Assigned task –
Your answer should consist of each line below that includes the word "content".

╔══

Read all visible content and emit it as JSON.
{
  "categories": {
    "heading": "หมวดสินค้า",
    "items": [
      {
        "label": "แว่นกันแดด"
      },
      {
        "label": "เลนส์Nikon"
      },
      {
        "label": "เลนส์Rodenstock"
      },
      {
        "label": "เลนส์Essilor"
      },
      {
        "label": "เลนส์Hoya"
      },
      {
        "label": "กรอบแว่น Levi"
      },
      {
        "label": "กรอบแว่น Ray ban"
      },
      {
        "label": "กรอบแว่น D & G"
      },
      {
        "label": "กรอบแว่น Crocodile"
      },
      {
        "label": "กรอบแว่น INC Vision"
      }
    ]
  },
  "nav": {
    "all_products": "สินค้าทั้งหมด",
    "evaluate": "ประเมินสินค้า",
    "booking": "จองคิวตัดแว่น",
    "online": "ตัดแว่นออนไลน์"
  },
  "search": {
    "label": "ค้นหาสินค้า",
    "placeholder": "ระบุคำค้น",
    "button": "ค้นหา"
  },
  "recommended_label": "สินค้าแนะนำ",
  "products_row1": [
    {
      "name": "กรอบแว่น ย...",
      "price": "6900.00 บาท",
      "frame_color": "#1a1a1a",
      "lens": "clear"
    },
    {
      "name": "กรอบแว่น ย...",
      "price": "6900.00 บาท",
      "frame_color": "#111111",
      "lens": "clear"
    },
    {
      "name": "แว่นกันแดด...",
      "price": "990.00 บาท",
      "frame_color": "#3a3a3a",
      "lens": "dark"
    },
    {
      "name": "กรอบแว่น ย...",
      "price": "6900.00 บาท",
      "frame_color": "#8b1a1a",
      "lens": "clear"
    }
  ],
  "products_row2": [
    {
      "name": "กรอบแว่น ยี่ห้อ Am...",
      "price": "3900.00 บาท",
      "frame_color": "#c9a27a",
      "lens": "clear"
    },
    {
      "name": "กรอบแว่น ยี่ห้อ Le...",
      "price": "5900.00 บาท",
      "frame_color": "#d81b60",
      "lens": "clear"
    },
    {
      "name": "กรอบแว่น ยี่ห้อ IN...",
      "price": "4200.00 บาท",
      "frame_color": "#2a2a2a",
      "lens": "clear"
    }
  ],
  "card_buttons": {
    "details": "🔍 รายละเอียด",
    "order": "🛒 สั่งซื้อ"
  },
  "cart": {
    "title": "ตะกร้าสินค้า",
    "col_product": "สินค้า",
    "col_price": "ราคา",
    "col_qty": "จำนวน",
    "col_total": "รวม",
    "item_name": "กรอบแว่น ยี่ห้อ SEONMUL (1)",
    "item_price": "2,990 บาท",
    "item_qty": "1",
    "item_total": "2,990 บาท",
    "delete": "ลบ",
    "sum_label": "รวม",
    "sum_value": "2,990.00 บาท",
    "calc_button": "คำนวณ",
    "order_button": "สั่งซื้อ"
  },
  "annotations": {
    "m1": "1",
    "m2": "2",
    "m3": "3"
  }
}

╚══
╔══

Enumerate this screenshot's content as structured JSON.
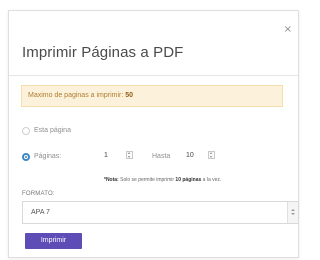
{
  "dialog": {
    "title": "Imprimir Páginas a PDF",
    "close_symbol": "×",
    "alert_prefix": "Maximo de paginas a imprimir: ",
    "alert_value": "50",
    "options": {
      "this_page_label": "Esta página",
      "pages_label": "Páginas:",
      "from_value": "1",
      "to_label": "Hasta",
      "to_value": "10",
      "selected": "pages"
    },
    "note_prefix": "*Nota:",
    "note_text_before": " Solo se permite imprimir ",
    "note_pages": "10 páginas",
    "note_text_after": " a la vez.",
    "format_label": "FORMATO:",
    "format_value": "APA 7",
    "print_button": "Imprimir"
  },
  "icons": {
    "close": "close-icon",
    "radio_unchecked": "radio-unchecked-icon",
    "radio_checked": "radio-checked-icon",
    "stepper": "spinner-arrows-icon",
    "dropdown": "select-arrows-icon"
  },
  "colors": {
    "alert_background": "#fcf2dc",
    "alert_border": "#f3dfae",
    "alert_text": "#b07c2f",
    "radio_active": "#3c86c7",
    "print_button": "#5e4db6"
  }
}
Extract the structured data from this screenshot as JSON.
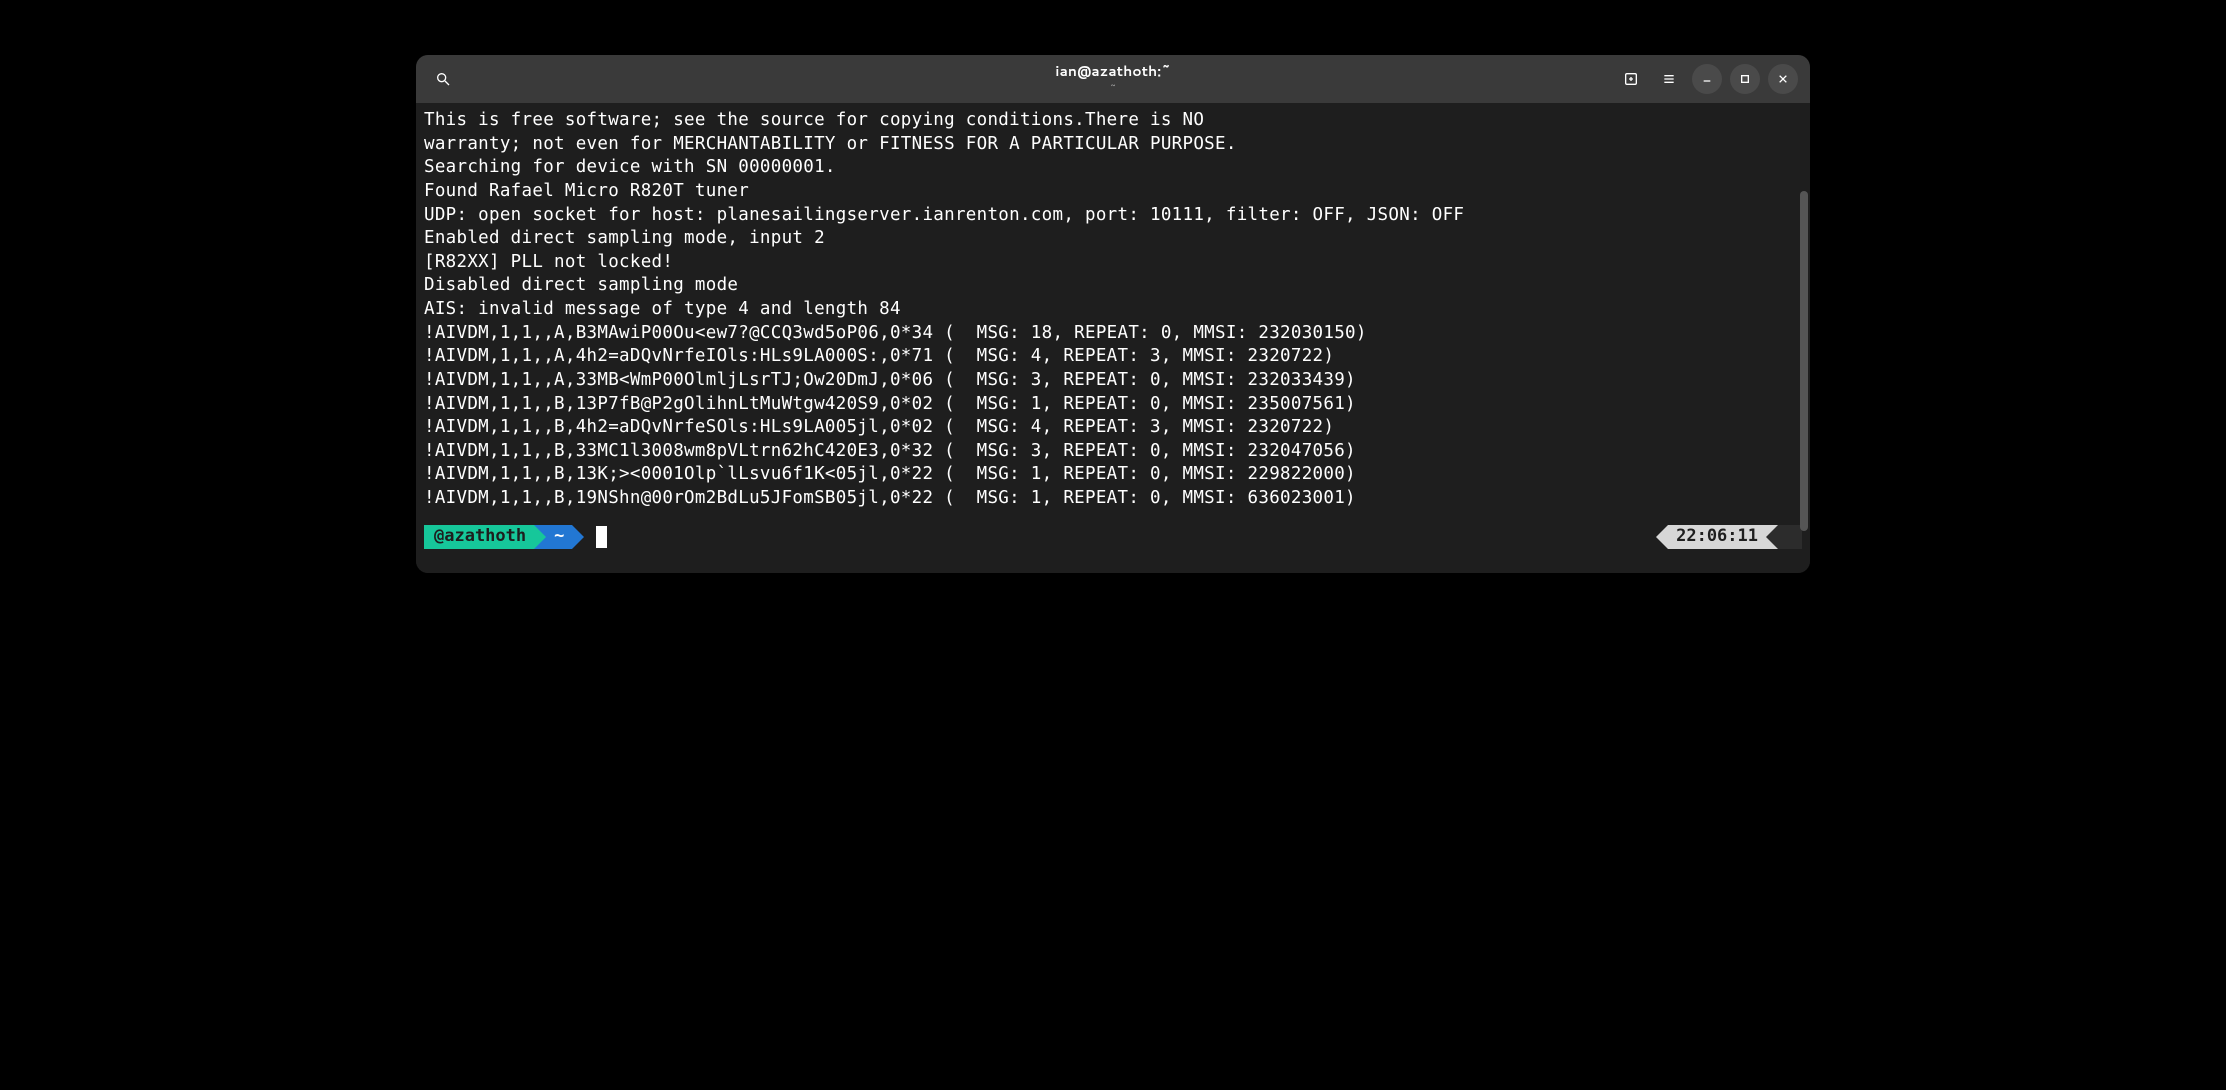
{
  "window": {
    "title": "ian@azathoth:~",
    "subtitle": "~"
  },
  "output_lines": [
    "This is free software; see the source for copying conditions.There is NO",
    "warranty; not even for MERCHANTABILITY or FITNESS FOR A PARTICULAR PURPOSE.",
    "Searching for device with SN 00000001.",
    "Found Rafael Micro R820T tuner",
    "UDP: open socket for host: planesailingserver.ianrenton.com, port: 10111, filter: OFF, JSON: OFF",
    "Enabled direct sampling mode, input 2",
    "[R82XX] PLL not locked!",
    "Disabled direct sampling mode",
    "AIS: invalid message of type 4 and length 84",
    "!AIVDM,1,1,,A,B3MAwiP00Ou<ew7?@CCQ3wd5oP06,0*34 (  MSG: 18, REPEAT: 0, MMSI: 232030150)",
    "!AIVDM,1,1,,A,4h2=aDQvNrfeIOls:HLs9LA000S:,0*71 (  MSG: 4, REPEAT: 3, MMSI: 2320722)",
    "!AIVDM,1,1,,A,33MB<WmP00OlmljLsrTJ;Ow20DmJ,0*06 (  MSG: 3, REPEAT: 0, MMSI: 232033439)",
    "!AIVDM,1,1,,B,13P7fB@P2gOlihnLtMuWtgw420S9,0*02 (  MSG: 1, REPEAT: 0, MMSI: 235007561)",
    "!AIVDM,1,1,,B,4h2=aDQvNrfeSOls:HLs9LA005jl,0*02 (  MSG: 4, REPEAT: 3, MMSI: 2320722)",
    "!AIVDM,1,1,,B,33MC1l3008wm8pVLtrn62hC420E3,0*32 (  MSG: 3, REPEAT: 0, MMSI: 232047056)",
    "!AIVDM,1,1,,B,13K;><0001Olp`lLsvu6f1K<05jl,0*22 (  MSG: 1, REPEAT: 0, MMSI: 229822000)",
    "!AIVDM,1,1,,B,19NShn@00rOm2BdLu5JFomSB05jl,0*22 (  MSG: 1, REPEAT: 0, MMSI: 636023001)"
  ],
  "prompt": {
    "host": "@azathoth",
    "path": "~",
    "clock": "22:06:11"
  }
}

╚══

Output below –
Read all visible content and emit it as JSON.
Enumerate this screenshot's content as structured JSON.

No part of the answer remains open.